Nyet-Mundial: Taming the ambitions of the WEF/ICANN/CGI alliance

   Who will inherit the legacy of the NetMundial meeting? A one-off
   meeting in April of this year that successfully brought together
   governments, business, civil society and the technical community to
   produce a set of principles and a `road map' was lauded as a major
   success for multistakeholder Internet governance. The question of how
   to follow up on its accomplishments has become a new source of
   controversy. For better or worse, efforts to institutionalize its
   legacy under the leadership of ICANN seem to be faltering. And that may
   be a good thing.

   Despite our mocking of it as the Not-Mundial, ICANN, the Brazilian
   Internet Governance Steering Committee, and the World Economic Forum
   insist on calling it the NetMundial Initiative (NMI). They have
   registered the domain and are attempting to position NMI
   as the place where any and every non-technical policy issue affecting
   the Internet can be addressed. The leaders of this initiative are now
   trying to form a "Coordinating Committee" composed of 25 people
   "distributed across 4 sectors and five geographies." This top-down,
   centralized organization defines its mission as "to energize bottom-up,
   collaborative solutions in a distributed Internet governance

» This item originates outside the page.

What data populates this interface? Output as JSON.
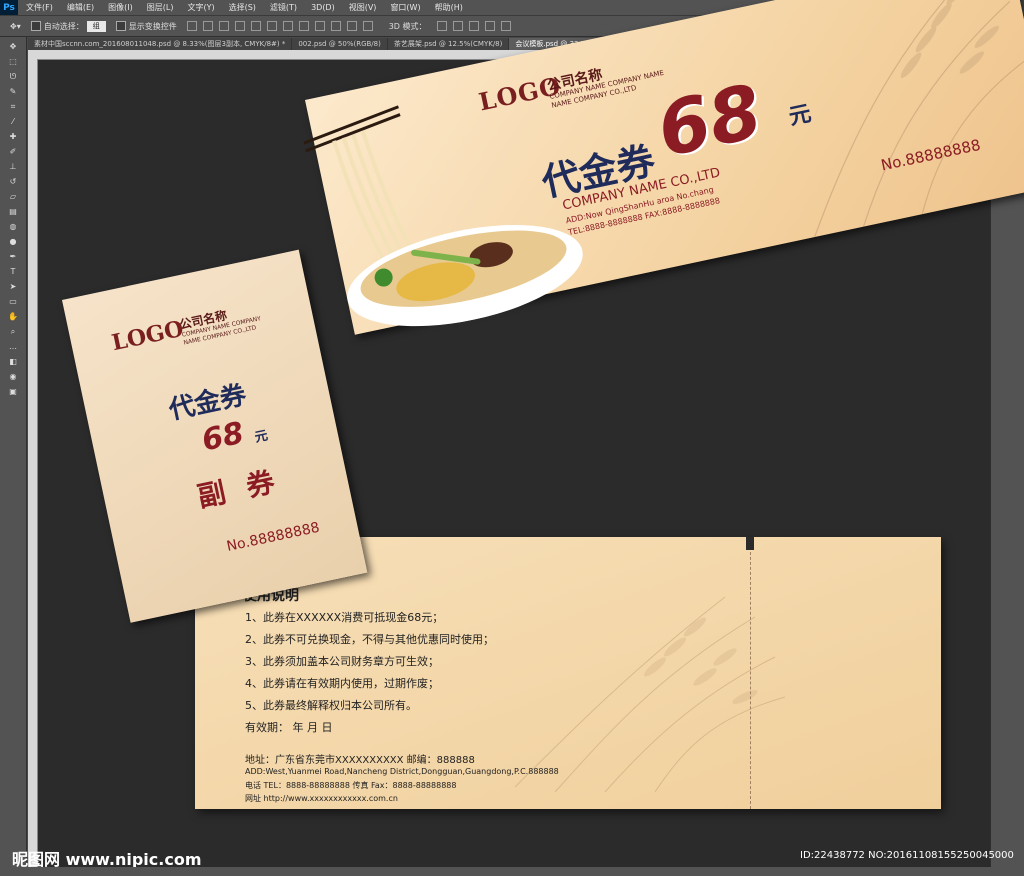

"No" from the technical community
(Continue reading)

nettime's_captive_audience | 20 Nov 14:05 2014

Google commits privacy seppuku at BT's request

< >

Google commits privacy seppuku at BT's request

   As I'm currently in temporary accommodation I have found myself without
   a permanent internet connection. 3G service in the area is pretty
   spotty, so I bit the bullet and ended up purchasing a single month BT
   Wifi pass, effectively piggy-backing a neighbours connection. I'm
   guessing they see very little of the £39 I paid.

   It is well-known that BT has filtering in place, supposedly for the
   protection of children, as required by the UK government. I don't agree
   with this policy, but accept that many do.

   However when it starts to affect privacy, I feel that BT's meddling of
   my internet connection has gone too far.

   Case in point, when using Google on BT Wifi I happened to notice a new
   message on the side:

     SSL search is off

     This network has turned off SSL search, so you cannot see
     personalised results.

     The security features of SSL search are not available. Content
     filtering may be in place.

     Learn More | Dismiss

(Continue reading)

Alex Foti | 20 Nov 12:42 2014

'fuck europe!' then what?

is the european question the analog of the habsburg question or the ottoman
question in the 19th century? i don't think so, but there's certainly room
for the belief that the 'sick man of europe' is europe itselft, or rather
the EU.

One could counter that the stagnation that Merkel and the eurocracy are
casting upon Europe is actually limited to the eurozone. EU countries that
are issuing their own currency have escaped the Greek fate. And the UK is
timidly recovering (wages are still way depressed everywhere, though) while
Italy and Spain accumulate record after record in youth unemployment.

So the euro is the problem, and especially the deflationary bias intrinsic
to the Maastricht Treat, that monetarist cadeau poisonn?? wrapped up by
market theologists in good times when the neoliberal economy seemed to
deliver the goods (growth and low inflation). The much-praised Draghi is
actually not doing enough against the sound money balanced budget dogma of
Ordoliberismus. He hasn't gone fully QE and unlike the Fed he doesn't have
to care about escalating unemployment in Southern Europe, save for the
periodic staid sermons about 'structural reform' of public finances and
labor markets. In macroeconomic terms, monetary policy is not expansionary
enough (and the extra liquidity to shore up reckless banks doesn't
translate in extra loans) while fiscal policy stays viciously restrictive
to the point that it's hurting Germany itself, a country that can now
finance itself at negative real interest rates (imagine: you pay back to
the bank less than what you owe, perhaps for that student loan you were
forced to take for your studies).

But of course the point is that in political terms the European citizenry
has sent a huge 'fuck europe!' to Council and Commission at the last
European Parliametary elections, where less than 50% cares to vote and
(Continue reading)